GAITHERSBURG, MARYLAND - MARCH 20: Montgomery County Public Schools Special Needs Bus Attendant Zanashia Rowe helps distribute bags of food donated by Manna Food Center at Quince Orchard High School as part of a program to feed children while schools

Two Montgomery County councilmembers are planning to introduce a bill that would eliminate school resource officers (SROs) from county schools.

The announcement was made at a “Defund The Police” demonstration Saturday in Wheaton and hosted by multiple activist groups including one called “Young People for Progress.”

The group celebrated Councilmembers Will Jawando and Hans Reimer online after the announcement was made.

“I think we need to move this before kids get back to school and so the legislative process takes some time and I think that’s why we need to introduce the bill now,” Councilmember Jawando said in a Sunday Zoom interview with FOX 5.

The councilmembers say they are working to “fine tune” the bill now and expects it will be completed in the next week or two.

Jawando also said the plan is to introduce the bill before Thanksgiving.

RELATED: What 'defunding the police' means

Jawando claims police would still respond to serious incidents at schools, but he wants to divert the money used for the Montgomery County School Resource Officers program to other resources, including more school nurses and mental health professionals.

He also claims there would be more trained security guards at the schools.

In July, the council member submitted a letter to the County’s Public Safety Committee requesting the SRO program be eliminated.

His argument then and now is that roughly half of the county’s SRO arrests from 2016-2020 were Black children, when Black children only make-up about 22% of the student population. 

Councilmember Jawando also raised a motion this summer that would have eliminated 12 of 23 county’s SRO positions. This effort failed in a 5-4 vote.

“We’re spending $3 million a year to put police officers in schools and [that is] leading to disproportionate harm to our students of color. And we have one of the worst nurse-to-student ratios in the region," Jawando said. "So for me, this a budgetary decision, it’s a policy decision. It’s not about an individual interaction with an SRO that helped a student. Of course that has happened, but that’s not what this is about."

The Montgomery County Board of Education passed a resolution this summer allowing the schools Superintendent to review and provide recommendations to the program. Those recommendations are expected by January.

We reached out to other county leaders about this announcement.

Councilmember Craig Rice, who chairs the council’s Education & Culture Committee, told FOX 5 in a response, “We have already taken this up earlier this year during budget and said that we will only take up legislation once the school system weighs in on what they want to do regarding SROs.”
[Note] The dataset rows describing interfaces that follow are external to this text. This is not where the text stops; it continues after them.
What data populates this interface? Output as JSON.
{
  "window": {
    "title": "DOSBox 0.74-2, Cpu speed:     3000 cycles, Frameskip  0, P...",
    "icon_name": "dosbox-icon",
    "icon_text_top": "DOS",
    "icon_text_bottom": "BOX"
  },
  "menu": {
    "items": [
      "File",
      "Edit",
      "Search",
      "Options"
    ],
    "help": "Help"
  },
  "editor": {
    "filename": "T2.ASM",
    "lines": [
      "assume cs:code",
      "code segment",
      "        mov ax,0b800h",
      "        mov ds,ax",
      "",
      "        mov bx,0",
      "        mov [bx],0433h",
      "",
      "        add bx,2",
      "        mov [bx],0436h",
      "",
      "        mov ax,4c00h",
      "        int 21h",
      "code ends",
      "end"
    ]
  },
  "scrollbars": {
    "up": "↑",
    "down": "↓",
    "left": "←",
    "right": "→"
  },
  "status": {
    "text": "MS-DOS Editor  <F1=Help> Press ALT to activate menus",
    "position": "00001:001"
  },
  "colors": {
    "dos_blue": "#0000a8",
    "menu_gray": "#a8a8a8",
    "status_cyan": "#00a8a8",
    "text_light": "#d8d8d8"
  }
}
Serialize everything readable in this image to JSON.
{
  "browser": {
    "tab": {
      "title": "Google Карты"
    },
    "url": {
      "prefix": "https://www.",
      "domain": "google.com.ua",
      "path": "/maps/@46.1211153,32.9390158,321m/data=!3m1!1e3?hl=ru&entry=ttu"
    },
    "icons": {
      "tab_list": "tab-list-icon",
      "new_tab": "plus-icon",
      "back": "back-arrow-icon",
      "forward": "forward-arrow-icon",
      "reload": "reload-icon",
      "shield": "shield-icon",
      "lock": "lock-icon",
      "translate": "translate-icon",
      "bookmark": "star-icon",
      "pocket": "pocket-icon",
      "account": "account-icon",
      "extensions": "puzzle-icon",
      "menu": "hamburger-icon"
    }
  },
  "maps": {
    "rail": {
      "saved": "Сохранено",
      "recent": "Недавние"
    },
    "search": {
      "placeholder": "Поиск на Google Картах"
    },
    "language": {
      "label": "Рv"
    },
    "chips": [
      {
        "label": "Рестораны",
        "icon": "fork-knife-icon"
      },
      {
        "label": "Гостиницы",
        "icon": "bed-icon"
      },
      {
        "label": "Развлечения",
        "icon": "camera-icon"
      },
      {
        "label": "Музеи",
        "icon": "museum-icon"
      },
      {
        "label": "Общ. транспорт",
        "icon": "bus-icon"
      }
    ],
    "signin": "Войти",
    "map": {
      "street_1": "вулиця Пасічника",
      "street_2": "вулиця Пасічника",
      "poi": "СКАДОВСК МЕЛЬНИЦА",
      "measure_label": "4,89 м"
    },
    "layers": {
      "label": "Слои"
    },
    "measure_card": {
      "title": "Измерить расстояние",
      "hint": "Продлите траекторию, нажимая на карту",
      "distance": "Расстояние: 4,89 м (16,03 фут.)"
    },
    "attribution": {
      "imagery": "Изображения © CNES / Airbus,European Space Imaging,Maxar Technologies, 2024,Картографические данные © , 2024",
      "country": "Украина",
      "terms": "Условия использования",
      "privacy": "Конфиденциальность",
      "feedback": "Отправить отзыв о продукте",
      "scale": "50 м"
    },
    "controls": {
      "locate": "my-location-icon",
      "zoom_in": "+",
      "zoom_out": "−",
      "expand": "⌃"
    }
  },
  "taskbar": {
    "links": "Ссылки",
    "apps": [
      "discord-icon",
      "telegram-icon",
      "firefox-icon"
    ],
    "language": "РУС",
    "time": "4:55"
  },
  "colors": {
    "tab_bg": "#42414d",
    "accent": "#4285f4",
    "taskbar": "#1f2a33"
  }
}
Rice added that “no bill” will be taken up by the committee until the “school system indicants what they want to do,” which is expected to happen around December or January.